  2. Notice that only 8,306 hits are reported for a flood. It appears some of the flooded events were lost.
  3. Expand one of the “firehose” records and compare the field values to the script you used to produce these records.
  1. Query Kibana for “agent_flooding”. Click [Add] additionally next to “rule.description” and “data.level” for readability.
  1. Observe how Wazuh alerts us at various stages of a flooding event so that we can know when we need to intervene with an over-logging system that is not recovering to a normal state on its own.

Return settings back to normal

  1. In linux-agent, edit the <client_buffer> section of /var/ossec/etc/ossec.conf file back to this:

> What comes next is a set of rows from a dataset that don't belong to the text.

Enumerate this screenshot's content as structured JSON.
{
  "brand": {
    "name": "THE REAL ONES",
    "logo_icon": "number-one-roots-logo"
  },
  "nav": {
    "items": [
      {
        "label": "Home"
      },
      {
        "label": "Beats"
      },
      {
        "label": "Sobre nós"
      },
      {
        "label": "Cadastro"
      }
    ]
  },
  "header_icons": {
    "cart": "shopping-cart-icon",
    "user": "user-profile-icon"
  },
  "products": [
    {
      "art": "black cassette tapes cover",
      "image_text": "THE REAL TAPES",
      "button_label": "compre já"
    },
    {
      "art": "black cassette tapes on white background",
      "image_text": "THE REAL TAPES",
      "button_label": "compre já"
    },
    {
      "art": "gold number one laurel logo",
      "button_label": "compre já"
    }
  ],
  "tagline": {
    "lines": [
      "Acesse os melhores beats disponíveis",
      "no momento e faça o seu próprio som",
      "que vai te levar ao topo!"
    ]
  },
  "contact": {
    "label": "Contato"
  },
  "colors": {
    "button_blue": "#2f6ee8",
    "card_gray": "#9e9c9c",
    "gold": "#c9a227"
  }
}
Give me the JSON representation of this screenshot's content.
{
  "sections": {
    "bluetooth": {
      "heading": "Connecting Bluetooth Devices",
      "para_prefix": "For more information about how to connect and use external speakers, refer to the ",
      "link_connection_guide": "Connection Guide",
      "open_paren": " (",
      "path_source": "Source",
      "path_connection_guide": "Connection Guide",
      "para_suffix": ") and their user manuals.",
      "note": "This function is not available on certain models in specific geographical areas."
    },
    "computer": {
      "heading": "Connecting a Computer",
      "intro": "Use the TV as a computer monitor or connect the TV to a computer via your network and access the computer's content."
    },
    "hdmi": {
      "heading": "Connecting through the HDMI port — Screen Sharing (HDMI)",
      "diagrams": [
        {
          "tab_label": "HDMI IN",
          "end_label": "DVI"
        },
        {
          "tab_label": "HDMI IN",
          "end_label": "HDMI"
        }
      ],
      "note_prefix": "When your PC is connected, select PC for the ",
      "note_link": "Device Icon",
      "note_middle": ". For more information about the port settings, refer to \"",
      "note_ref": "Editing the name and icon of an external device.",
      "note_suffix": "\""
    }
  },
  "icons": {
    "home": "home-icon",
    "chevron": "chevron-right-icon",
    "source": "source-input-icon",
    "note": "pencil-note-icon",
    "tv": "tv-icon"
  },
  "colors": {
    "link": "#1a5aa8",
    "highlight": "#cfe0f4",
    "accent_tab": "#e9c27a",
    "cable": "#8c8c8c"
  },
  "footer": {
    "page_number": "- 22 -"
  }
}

    <client_buffer>
        <!-- Agent buffer options -->
        <disabled>no</disabled>
        <queue_size>5000</queue_size>
        <events_per_second>500</events_per_second>
    </client_buffer>
    
  2. Restart the Wazuh agent:

    1. For Systemd:
    # systemctl restart wazuh-agent
    
    1. For SysV Init:
    # service wazuh-agent restart
    
  3. In wazuh-manager, edit the <alerts> section of /var/ossec/etc/ossec.conf file back to this:

<alerts>
    <log_alert_level>3</log_alert_level>
    <email_alert_level>12</email_alert_level>
</alerts>
  1. Restart the Wazuh manager:
  1. For Systemd:
# systemctl restart wazuh-manager
  1. For SysV Init:
# service wazuh-manager restart

Congratulations on completing this lab. You survived the log flood!